“Sometimes it is such a woman-dominated field, some people might be hesitant to talk about females being gay,” Recht said. “There are gay guys in dance and that’s the ‘stereotype,’ but no one really talks about gay women because we are surrounded by women. I’m hoping it makes it a bit more comfortable to acknowledge, even if there’s not an open conversation about.”

Gray’s piece focuses on the physical embodiment of what his life has been like over the past few years. He said he expects the piece to be an excerpt from his thesis. Gray also expressed his hope that the performance will bring questions to the minds of the audience.

“I want the audience to be moved by it or ask questions. It’s kind of a dark piece but it has a lot of embodied movement scattered through it, not just through the choreography but also emotionally,” Gray said. “I like to do work where how I’m feeling in the moment is how I create in the moment. Watching it definitely sums up last year.”

Ayers expressed that he wants the audience to understand the choreography but also wants to create an emotional response.

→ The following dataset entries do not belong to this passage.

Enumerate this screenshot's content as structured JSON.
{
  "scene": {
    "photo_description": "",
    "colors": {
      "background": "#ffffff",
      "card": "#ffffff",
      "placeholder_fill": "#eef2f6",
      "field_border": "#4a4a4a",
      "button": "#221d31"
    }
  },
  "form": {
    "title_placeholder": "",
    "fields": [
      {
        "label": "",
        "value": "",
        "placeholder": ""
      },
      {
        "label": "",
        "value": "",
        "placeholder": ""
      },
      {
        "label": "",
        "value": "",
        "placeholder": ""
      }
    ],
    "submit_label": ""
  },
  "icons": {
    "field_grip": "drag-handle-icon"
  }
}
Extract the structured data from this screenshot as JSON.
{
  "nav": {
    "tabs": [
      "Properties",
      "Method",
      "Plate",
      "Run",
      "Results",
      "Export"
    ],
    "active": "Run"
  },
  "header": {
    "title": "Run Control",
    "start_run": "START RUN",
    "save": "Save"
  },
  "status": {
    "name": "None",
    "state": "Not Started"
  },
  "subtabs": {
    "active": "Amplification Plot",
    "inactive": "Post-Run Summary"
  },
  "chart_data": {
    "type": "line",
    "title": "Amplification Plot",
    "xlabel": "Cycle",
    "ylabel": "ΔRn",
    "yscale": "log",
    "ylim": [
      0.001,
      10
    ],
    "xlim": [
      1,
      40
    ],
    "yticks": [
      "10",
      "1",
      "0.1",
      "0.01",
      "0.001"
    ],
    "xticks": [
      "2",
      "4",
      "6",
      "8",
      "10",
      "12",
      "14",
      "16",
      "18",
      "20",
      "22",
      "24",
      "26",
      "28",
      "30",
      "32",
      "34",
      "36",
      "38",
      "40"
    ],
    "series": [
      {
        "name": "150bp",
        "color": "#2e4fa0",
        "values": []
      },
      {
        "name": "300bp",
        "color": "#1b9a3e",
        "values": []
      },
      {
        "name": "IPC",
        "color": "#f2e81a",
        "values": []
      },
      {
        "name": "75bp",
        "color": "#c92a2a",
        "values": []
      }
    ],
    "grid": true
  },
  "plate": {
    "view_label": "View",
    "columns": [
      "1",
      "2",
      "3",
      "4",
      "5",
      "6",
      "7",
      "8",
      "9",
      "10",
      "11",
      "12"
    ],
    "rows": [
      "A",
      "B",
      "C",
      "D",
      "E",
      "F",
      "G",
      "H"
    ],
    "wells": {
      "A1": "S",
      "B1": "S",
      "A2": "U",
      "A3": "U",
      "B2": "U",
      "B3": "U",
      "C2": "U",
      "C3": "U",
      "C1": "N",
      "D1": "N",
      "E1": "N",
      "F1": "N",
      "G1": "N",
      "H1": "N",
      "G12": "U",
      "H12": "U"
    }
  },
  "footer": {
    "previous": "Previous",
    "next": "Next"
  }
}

“The ability to pick up on some of the nuances of how the choreography is structured and some of the emotional content that is also there, because the piece did come from a place of a very specific type of frustration with myself and I tried to harness that in the work,” Ayers said. “I hope that it in some way makes that relatable to an audience.”